-- DESCRIPTION OF THE TASK --
Reproduce each entry below in full, exactly as it was given.

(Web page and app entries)
▬▬▬▬▬▬
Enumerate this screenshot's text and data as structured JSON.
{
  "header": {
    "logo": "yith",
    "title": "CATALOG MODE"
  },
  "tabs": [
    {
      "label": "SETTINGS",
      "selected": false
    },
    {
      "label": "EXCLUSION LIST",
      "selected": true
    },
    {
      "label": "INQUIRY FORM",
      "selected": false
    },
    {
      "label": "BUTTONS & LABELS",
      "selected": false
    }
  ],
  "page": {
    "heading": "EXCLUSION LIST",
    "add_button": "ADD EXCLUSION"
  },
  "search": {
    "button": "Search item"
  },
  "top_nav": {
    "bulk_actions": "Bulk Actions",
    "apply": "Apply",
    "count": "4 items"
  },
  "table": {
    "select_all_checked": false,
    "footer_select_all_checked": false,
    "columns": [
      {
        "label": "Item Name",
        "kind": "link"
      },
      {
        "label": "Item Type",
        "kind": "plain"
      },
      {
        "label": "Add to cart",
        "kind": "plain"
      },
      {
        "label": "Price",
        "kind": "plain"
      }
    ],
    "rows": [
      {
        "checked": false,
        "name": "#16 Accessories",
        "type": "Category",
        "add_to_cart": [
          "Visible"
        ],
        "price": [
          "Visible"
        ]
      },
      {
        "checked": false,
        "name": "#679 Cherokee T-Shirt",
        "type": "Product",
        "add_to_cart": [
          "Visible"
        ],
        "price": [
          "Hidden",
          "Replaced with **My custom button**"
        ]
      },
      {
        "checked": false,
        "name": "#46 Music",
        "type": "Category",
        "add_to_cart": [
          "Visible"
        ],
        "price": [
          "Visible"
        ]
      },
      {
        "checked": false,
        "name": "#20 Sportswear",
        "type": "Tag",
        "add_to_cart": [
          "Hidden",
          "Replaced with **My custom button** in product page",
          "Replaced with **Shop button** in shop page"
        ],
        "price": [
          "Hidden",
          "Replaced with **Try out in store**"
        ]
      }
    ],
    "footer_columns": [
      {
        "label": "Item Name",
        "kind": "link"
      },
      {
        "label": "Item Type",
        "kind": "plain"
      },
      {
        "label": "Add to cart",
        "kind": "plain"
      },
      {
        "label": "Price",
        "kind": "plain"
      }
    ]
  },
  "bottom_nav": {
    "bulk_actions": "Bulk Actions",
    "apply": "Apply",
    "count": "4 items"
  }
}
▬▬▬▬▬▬
-- RESULT --
Enumerate this screenshot's text and data as structured JSON.
{
  "header": {
    "logo": "yith",
    "title": "CATALOG MODE"
  },
  "tabs": [
    {
      "label": "SETTINGS",
      "selected": false
    },
    {
      "label": "EXCLUSION LIST",
      "selected": true
    },
    {
      "label": "INQUIRY FORM",
      "selected": false
    },
    {
      "label": "BUTTONS & LABELS",
      "selected": false
    }
  ],
  "page": {
    "heading": "EXCLUSION LIST",
    "add_button": "ADD EXCLUSION"
  },
  "search": {
    "button": "Search item"
  },
  "top_nav": {
    "bulk_actions": "Bulk Actions",
    "apply": "Apply",
    "count": "4 items"
  },
  "table": {
    "select_all_checked": false,
    "footer_select_all_checked": false,
    "columns": [
      {
        "label": "Item Name",
        "kind": "link"
      },
      {
        "label": "Item Type",
        "kind": "plain"
      },
      {
        "label": "Add to cart",
        "kind": "plain"
      },
      {
        "label": "Price",
        "kind": "plain"
      }
    ],
    "rows": [
      {
        "checked": false,
        "name": "#16 Accessories",
        "type": "Category",
        "add_to_cart": [
          "Visible"
        ],
        "price": [
          "Visible"
        ]
      },
      {
        "checked": false,
        "name": "#679 Cherokee T-Shirt",
        "type": "Product",
        "add_to_cart": [
          "Visible"
        ],
        "price": [
          "Hidden",
          "Replaced with **My custom button**"
        ]
      },
      {
        "checked": false,
        "name": "#46 Music",
        "type": "Category",
        "add_to_cart": [
          "Visible"
        ],
        "price": [
          "Visible"
        ]
      },
      {
        "checked": false,
        "name": "#20 Sportswear",
        "type": "Tag",
        "add_to_cart": [
          "Hidden",
          "Replaced with **My custom button** in product page",
          "Replaced with **Shop button** in shop page"
        ],
        "price": [
          "Hidden",
          "Replaced with **Try out in store**"
        ]
      }
    ],
    "footer_columns": [
      {
        "label": "Item Name",
        "kind": "link"
      },
      {
        "label": "Item Type",
        "kind": "plain"
      },
      {
        "label": "Add to cart",
        "kind": "plain"
      },
      {
        "label": "Price",
        "kind": "plain"
      }
    ]
  },
  "bottom_nav": {
    "bulk_actions": "Bulk Actions",
    "apply": "Apply",
    "count": "4 items"
  }
}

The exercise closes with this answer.